Everyone can benefit from fueling their body according to their activity needs, whether it is a person with a physically demanding job, a mom with an active family, a daily exerciser, or a weekend warrior. Here are some tips to make sure you are eating right.
What to eat before exercise
If you are working out before breakfast, eat something small and easily digestible like ½ c orange juice, a mini bagel, or a piece of white toast. If you are working out later in the day, you don’t need to eat specifically for your workout unless you experience breakthrough hunger while you’re exercising. In this case, try a piece of fruit or a jam sandwich.
What to eat during exercise
If the workout is less than 60-90 minutes, you probably don’t need to eat anything. For longer activities, like multiple games in one day or marathon training, eating during exercising will enable you to sustain your activity longer. Use only easily digestible carbohydrates, such as sports gels, drinks, and gummies, a banana, a roll with honey, or pretzels. Remember to hydrate.
What to eat after exercise
A meal with both protein and carbohydrate will help replenish muscles used in your workout. Chocolate milk, a fruit smoothie with yogurt, a sandwich, or stir-fry with lean meat and veggies are all good choices. Don’t forget to rehydrate with water or a sports drink.
Fueling tips for exercising kids
Children need enough calories, protein, and nutrients to grow. Active children have additional needs to fuel their sport. If your child has a cramped schedule with little time for eating, bring snacks in their sports bag. Things like string cheese, yogurt, a turkey sandwich, and chocolate milk can fit into a small cooler. You can also bring along pretzels, fresh fruit, 100% juice, peanut or almond butter sandwiches, and fruit-filled cereal bars. Don’t forget the water for hydration.
Contact a sports dietitian for more tailored advice to meet your specific needs.
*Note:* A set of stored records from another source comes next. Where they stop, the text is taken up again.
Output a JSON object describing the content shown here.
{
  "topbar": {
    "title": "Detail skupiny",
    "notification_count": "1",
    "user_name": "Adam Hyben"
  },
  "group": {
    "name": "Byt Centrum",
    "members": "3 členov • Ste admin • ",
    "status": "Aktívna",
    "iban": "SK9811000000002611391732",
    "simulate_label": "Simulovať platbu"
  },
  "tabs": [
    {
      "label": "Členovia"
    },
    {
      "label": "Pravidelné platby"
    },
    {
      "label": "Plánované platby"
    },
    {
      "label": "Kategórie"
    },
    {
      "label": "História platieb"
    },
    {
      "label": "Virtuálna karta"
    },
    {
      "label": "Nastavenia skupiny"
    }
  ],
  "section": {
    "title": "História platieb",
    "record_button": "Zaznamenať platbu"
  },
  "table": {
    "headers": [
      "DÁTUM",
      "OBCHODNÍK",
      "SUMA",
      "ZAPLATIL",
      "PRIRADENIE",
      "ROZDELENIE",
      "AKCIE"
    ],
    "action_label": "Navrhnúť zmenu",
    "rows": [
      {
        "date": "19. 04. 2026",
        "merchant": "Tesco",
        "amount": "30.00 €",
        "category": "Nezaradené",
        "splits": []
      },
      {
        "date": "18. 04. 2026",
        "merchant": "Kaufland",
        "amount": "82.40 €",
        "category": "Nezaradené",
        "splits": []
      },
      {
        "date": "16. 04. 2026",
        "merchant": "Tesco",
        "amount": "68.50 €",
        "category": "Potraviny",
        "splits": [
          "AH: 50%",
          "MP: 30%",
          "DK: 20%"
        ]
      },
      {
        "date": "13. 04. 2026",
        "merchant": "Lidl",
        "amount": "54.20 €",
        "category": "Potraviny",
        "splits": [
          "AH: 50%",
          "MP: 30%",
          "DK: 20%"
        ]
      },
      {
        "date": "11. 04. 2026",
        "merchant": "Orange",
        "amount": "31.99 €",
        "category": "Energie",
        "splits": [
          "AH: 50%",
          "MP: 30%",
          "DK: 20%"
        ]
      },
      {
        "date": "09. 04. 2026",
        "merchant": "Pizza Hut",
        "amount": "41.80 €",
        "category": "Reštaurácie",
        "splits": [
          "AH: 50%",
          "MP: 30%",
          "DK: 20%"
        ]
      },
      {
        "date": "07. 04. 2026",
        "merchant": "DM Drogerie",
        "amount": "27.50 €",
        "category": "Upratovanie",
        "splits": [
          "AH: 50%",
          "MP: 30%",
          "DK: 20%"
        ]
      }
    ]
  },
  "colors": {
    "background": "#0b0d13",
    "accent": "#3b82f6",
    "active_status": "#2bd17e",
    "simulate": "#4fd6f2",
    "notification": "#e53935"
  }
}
~This is general nutrition information only and not intended to be specialized advice. Always check with your healthcare provider before undergoing any diet and lifestyle changes
This article appeared in the April/May 2016 edition of Portland Metro Living.